Christ knew that the Father smote him for the salvation of his people. Before going to Gethsemane, he warned his disciples that they would soon forsake him, quoting from Zechariah, ‘I will strike the shepherd, and the sheep of the flock will be scattered’ (Matt.26:31). He willingly submitted to the rod. In Gethsemane he virtually said, ‘Here am I’. His obedience was covenant obedience. He was ever mindful of his eternal undertaking as the Surety and Mediator of his people, a thought that is dominant in his high priestly prayer (John 17). He never doubted that holy decree by which he came into the world to save sinners. And so the darker the night, the greater the storm and the fiercer the conflict, the more he reached out to his Father and rested in his sovereign will.

CrossHeBore-LeahyTaken from chapter 3, “Strengthened to Suffer” (based on Luke 22:43) by Frederick S. Leahy in The Cross He Bore: Meditations on the Sufferings of the Redeemer (Banner of Truth, 1996), p.14.

Christ in Gethsemane – Man of Sorrows

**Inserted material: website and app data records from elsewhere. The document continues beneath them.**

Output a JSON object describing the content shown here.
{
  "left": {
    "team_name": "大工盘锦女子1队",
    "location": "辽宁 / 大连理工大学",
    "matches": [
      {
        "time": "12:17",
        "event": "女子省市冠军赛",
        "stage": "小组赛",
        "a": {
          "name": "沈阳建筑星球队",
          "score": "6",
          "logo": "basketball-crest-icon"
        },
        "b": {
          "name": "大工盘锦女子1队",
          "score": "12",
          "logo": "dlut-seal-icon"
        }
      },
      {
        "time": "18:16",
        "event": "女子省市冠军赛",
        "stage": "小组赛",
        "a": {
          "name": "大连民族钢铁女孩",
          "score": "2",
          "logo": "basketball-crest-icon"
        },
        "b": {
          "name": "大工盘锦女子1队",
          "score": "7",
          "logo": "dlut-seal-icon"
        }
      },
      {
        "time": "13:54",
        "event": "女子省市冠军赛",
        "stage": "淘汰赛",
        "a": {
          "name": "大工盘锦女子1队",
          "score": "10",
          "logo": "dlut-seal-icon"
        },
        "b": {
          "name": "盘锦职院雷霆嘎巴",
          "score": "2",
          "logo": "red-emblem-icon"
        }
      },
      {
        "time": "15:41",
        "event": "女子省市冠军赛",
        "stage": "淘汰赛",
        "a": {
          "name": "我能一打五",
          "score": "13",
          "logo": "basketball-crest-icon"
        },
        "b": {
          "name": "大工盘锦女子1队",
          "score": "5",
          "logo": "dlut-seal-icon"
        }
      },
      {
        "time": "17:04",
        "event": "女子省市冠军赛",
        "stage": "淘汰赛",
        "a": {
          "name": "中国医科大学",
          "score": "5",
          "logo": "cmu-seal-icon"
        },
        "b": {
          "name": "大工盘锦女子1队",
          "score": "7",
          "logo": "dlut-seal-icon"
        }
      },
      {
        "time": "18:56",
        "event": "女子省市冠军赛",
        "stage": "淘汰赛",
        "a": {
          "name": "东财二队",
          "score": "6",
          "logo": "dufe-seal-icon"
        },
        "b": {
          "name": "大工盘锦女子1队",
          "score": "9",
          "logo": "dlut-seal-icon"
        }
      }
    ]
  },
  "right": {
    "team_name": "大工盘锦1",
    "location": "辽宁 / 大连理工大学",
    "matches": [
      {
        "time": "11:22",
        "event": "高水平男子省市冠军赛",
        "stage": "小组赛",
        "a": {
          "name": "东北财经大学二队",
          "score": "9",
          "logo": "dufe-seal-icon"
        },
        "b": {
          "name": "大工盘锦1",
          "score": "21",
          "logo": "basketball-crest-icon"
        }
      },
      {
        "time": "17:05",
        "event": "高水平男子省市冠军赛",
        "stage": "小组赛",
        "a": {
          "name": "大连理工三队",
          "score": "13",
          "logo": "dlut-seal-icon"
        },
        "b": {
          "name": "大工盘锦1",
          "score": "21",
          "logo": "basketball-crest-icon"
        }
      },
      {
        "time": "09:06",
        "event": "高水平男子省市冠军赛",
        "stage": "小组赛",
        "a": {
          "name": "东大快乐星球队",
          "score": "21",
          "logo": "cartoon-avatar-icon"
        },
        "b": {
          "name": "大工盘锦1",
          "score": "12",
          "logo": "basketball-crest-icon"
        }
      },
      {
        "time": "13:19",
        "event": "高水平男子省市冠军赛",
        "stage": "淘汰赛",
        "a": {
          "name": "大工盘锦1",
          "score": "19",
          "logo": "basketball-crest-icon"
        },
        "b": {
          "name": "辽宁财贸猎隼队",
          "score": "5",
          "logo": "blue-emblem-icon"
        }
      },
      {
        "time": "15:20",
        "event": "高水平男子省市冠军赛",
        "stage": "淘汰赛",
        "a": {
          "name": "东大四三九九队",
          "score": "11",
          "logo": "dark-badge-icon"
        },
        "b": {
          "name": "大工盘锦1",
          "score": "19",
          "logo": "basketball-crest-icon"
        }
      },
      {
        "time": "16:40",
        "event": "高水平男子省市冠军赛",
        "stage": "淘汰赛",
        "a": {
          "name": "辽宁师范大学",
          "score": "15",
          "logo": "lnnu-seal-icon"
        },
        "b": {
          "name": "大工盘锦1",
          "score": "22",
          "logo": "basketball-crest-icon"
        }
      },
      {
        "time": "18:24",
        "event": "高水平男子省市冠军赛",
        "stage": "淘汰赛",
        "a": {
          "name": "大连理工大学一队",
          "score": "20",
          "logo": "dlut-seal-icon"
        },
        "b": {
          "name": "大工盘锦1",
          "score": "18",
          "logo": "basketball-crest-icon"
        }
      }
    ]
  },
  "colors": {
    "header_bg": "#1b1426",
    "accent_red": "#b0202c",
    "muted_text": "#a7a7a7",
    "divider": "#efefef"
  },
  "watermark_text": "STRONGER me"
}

     Gethsemane means ‘the oil press’. David could say, ‘I am like a green olive tree in the house of God’ (Psa.52:8). Israel in her long history could say the same. But the suffering Savior could say it best of all, for there in Gethsemane – the oil press – he was crushed and bruised without mercy. But how and why? How is the sudden and dramatic change of atmosphere between the upper room and Gethsemane to be explained, even in a measure? Christ knew all along the death that awaited him. He had grappled with Satan and his legions more than once. He had repeatedly spoken of his death to his disciples, telling them what that death would accomplish. He had prayed with the utmost confidence in his high priestly prayer (John 17).

Why, then, is there this sudden plunge into such awful agony, why this shuddering horror? Why is this fruit of the olive tree so severely crushed? Why does the divine record say that in Gethsemane our Lord BEGAN to be sorrowful, sorrowful in a new and terrible way? Was it not because God began forsaking him then? How else is this sorrow unto death to be understood?

‘Jesus wept’, but never like this. No previous sorrow of his could match this. At the time of his arrest he declared, ‘Shall I not drink the cup which the Father has given me?’ (John 18:11). That cup was constantly in view as he prayed in Gethsemane. What cup? ‘THIS CUP’ – not some future cup. The cup that was symbolized in the feast (Matt.26:27,28) and was now actual: God was placing it in the Savior’s hands and it carried the stench of hell.

But stop! Schilder is right. ‘Gethsemane is not a field of study for our intellect. It is a sanctuary of our faith’. Lord, forgive us for the times we have read about Gethsemane with dry eyes (pp.4-5).

CrossHeBore-LeahyTaken from chapter 1, “Man of Sorrows” (based on Matt.26:36,37) by Frederick S. Leahy in The Cross He Bore: Meditations on the Sufferings of the Redeemer (Banner of Truth, 1996).